  • How much time will you spend on each post?
  • How long should the posts be on average?
  • What is your tone or writing style?
  • What day of the week do you publish and what’s the schedule and workflow?
  • How does this fit in with your SEO strategy?
  • How will you coordinate this with your newsletter?

Blog Marketing Questions to Discuss

  • How will you promote the content?
  • Where will you promote it?
  • Do you intend to cross-post it to several social networks?
  • Will you need a social media marketing tool like Missinglettr or Edgar to promote content?
  • Will you allow other sites to republish your content after a while (syndication)?

Congratulations, Your Blog Strategy Is Now Complete

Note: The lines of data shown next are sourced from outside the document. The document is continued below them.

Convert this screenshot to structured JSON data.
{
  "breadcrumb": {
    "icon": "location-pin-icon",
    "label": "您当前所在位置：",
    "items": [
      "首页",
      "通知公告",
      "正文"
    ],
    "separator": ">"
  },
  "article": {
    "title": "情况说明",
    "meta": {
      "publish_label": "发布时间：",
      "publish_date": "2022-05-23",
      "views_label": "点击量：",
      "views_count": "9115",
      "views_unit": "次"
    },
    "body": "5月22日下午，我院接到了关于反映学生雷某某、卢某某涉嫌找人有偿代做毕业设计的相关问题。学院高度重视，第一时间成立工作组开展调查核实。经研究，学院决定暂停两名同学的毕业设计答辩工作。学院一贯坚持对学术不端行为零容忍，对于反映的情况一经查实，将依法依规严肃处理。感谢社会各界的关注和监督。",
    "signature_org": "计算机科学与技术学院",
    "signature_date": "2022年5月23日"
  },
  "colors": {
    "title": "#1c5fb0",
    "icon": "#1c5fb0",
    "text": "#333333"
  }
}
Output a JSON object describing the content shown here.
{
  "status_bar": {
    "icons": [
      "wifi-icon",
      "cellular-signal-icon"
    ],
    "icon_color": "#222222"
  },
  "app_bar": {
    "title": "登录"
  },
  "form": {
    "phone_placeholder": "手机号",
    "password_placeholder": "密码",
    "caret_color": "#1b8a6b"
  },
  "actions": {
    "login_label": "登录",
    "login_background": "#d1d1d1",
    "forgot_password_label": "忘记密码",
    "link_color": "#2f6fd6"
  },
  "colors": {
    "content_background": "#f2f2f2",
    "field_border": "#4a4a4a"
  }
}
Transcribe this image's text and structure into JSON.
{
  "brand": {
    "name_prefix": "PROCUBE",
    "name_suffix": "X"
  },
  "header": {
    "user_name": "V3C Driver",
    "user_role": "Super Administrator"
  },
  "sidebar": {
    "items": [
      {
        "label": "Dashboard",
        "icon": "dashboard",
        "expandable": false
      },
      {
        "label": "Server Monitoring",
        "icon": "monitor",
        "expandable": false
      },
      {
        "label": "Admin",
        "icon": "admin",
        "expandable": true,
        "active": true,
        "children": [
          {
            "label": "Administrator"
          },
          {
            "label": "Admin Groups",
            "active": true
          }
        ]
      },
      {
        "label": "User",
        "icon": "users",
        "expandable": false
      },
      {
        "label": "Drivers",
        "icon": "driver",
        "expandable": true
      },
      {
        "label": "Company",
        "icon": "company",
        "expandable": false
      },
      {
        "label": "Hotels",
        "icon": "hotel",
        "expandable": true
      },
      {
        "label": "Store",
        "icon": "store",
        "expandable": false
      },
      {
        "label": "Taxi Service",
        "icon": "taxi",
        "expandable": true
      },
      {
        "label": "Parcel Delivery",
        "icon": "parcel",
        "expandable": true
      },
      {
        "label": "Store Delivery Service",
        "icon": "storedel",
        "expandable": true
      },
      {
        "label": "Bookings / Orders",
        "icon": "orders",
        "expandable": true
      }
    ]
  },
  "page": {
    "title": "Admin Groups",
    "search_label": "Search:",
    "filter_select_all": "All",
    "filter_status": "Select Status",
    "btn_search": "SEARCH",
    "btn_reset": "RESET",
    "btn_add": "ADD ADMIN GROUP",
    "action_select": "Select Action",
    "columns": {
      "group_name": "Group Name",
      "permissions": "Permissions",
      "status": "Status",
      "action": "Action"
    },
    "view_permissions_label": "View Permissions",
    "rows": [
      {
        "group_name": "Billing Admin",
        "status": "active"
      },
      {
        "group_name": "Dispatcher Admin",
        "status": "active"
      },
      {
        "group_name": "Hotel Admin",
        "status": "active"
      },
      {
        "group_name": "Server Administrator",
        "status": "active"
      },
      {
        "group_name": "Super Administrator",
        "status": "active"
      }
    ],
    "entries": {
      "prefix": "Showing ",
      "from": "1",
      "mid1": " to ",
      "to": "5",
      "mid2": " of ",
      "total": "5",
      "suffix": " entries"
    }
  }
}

You now have the third pillar of your strategy: WHAT. That means all the three components are in place so you can stop only talking about blogging and start doing it.

Conclusion: Consistency Wins the Race

Whew! Congratulations. You can now push the proverbial “go” button. But once you do, you have to commit. This only works if you stick with it over time and stay consistent. It needs to become a habit, a mental beaten track.

Blogging can be a very effective way for a freelancer or agency to earn traffic that grows over time as content gets shared. Unlike paid traffic, earned traffic is a true investment that keeps giving. But it takes dedication, discipline, and hard work. There are no shortcuts to blogging success. However, those who persist will reap the benefits of their hard work, year after year.

There are many aspects of blogging this article doesn’t cover. For that, I recommend picking up a book or following one of the thousands of digital marketers who write daily about blogging.

I hope this article will encourage you to take the step to start blogging seriously. I’d love to hear about your success and your setbacks. Don’t hesitate to comment below or writing to me.


What are your plans for your blog?

Please share in the comments. I read every comment.


This is the third post in a 3 part series.

Previous posts:


Photo Credits


This post is part 3 of 3 in the series Your Agency Blog Probably Sucks, This is How You Can Fix It

Previous Post in this Series

« Part 2: Choosing the Right Blog Topics

Author: Jakob Persson

Jakob is the founder and CEO of Zingsight, the company behind Bondsai. He's been involved with the web for over twenty years and has previously co-founded and grown a web agency from 4 to 70 people. Jakob holds degrees in media technology and cognitive science. He consults in product design and management, and business development. Jakob is an experienced skier and a learning scuba diver.